Required work:
Whenever the word "JSON" turns up in a line of the data below, copy that line.

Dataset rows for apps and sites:
########
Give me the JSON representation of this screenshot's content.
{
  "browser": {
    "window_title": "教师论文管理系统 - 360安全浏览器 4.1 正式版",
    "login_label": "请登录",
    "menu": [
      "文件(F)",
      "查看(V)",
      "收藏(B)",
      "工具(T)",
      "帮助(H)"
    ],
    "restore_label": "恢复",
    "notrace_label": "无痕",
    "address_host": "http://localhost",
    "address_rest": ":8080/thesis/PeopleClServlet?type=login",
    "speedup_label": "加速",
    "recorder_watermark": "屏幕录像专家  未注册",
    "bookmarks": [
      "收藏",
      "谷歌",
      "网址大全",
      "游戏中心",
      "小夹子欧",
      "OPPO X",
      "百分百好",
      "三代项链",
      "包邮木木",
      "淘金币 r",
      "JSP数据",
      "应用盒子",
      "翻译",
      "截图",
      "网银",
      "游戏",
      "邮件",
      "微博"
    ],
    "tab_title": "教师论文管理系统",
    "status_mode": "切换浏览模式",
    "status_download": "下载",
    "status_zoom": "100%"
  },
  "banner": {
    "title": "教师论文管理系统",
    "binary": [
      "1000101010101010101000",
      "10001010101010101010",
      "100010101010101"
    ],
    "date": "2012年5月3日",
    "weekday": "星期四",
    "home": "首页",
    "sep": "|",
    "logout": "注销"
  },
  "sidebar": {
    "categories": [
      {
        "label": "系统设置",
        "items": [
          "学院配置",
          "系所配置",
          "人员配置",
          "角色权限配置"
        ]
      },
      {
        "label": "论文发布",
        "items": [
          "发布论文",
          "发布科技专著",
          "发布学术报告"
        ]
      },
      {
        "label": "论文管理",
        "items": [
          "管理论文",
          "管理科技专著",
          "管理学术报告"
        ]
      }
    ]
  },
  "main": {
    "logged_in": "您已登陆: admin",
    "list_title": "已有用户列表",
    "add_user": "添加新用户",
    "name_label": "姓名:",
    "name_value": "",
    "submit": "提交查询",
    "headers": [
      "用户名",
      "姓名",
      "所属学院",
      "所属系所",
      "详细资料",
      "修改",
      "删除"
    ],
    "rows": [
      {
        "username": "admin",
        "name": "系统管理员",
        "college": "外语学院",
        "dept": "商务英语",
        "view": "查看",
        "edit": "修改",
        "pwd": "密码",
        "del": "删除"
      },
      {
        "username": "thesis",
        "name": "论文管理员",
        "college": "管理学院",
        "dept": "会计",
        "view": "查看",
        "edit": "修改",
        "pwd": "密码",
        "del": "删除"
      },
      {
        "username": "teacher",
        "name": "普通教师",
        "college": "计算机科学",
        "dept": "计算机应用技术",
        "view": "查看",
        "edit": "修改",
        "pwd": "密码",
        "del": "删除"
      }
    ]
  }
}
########
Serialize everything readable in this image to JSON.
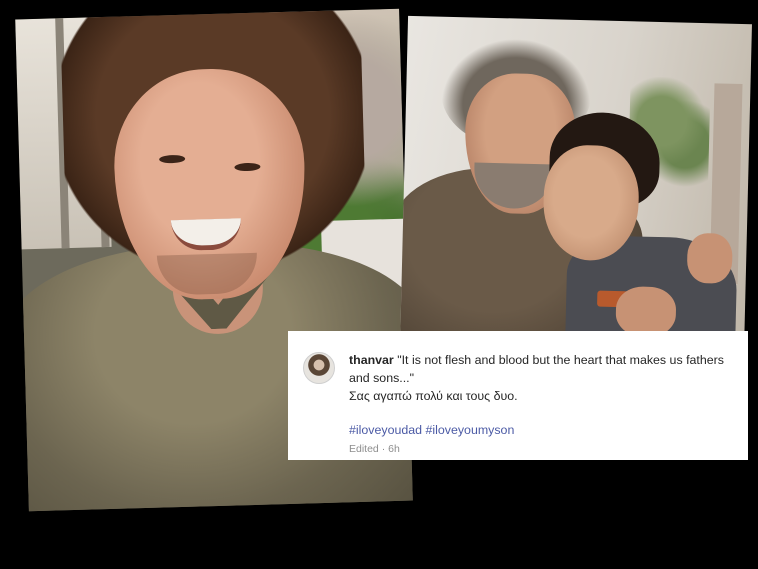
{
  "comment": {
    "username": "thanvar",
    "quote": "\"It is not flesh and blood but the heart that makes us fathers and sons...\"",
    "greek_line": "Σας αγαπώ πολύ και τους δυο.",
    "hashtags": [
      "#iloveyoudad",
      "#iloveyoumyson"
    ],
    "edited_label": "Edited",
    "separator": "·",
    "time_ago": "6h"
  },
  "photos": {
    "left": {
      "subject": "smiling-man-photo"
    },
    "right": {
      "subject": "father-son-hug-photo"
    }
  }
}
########
Solution:
Give me the JSON representation of this screenshot's content.
Serialize everything readable in this image to JSON.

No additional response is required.